§ Supplied records
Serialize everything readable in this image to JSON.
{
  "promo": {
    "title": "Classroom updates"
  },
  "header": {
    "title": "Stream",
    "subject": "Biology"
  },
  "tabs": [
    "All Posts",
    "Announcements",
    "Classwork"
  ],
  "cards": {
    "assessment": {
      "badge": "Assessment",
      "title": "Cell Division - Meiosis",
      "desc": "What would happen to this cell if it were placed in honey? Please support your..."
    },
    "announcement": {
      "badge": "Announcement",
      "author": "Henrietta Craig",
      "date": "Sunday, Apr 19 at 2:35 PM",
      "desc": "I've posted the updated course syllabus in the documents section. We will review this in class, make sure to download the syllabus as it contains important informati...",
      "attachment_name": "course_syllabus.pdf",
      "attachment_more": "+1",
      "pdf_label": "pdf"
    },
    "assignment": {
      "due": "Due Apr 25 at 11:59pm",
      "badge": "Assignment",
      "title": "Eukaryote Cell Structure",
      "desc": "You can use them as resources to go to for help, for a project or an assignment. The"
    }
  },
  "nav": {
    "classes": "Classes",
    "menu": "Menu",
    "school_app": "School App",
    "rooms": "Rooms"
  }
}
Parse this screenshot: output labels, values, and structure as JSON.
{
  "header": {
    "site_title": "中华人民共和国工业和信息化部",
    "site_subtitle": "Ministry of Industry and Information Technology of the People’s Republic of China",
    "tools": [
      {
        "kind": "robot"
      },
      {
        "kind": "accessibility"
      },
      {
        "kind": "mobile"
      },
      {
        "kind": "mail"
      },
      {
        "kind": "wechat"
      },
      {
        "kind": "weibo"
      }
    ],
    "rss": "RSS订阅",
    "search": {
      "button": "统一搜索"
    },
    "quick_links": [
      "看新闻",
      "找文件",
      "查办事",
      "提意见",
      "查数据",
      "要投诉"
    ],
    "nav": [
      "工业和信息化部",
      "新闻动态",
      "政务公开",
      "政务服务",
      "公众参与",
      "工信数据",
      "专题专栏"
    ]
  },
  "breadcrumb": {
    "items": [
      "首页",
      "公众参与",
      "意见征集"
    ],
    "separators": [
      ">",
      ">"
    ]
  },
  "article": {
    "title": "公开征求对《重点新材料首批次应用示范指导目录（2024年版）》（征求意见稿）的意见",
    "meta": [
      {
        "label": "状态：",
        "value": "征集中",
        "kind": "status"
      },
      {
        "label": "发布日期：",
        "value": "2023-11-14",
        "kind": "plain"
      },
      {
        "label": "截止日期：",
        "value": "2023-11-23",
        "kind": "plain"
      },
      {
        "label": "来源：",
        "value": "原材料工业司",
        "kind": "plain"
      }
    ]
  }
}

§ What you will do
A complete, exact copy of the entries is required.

§ Response below
Serialize everything readable in this image to JSON.
{
  "promo": {
    "title": "Classroom updates"
  },
  "header": {
    "title": "Stream",
    "subject": "Biology"
  },
  "tabs": [
    "All Posts",
    "Announcements",
    "Classwork"
  ],
  "cards": {
    "assessment": {
      "badge": "Assessment",
      "title": "Cell Division - Meiosis",
      "desc": "What would happen to this cell if it were placed in honey? Please support your..."
    },
    "announcement": {
      "badge": "Announcement",
      "author": "Henrietta Craig",
      "date": "Sunday, Apr 19 at 2:35 PM",
      "desc": "I've posted the updated course syllabus in the documents section. We will review this in class, make sure to download the syllabus as it contains important informati...",
      "attachment_name": "course_syllabus.pdf",
      "attachment_more": "+1",
      "pdf_label": "pdf"
    },
    "assignment": {
      "due": "Due Apr 25 at 11:59pm",
      "badge": "Assignment",
      "title": "Eukaryote Cell Structure",
      "desc": "You can use them as resources to go to for help, for a project or an assignment. The"
    }
  },
  "nav": {
    "classes": "Classes",
    "menu": "Menu",
    "school_app": "School App",
    "rooms": "Rooms"
  }
}
Parse this screenshot: output labels, values, and structure as JSON.
{
  "header": {
    "site_title": "中华人民共和国工业和信息化部",
    "site_subtitle": "Ministry of Industry and Information Technology of the People’s Republic of China",
    "tools": [
      {
        "kind": "robot"
      },
      {
        "kind": "accessibility"
      },
      {
        "kind": "mobile"
      },
      {
        "kind": "mail"
      },
      {
        "kind": "wechat"
      },
      {
        "kind": "weibo"
      }
    ],
    "rss": "RSS订阅",
    "search": {
      "button": "统一搜索"
    },
    "quick_links": [
      "看新闻",
      "找文件",
      "查办事",
      "提意见",
      "查数据",
      "要投诉"
    ],
    "nav": [
      "工业和信息化部",
      "新闻动态",
      "政务公开",
      "政务服务",
      "公众参与",
      "工信数据",
      "专题专栏"
    ]
  },
  "breadcrumb": {
    "items": [
      "首页",
      "公众参与",
      "意见征集"
    ],
    "separators": [
      ">",
      ">"
    ]
  },
  "article": {
    "title": "公开征求对《重点新材料首批次应用示范指导目录（2024年版）》（征求意见稿）的意见",
    "meta": [
      {
        "label": "状态：",
        "value": "征集中",
        "kind": "status"
      },
      {
        "label": "发布日期：",
        "value": "2023-11-14",
        "kind": "plain"
      },
      {
        "label": "截止日期：",
        "value": "2023-11-23",
        "kind": "plain"
      },
      {
        "label": "来源：",
        "value": "原材料工业司",
        "kind": "plain"
      }
    ]
  }
}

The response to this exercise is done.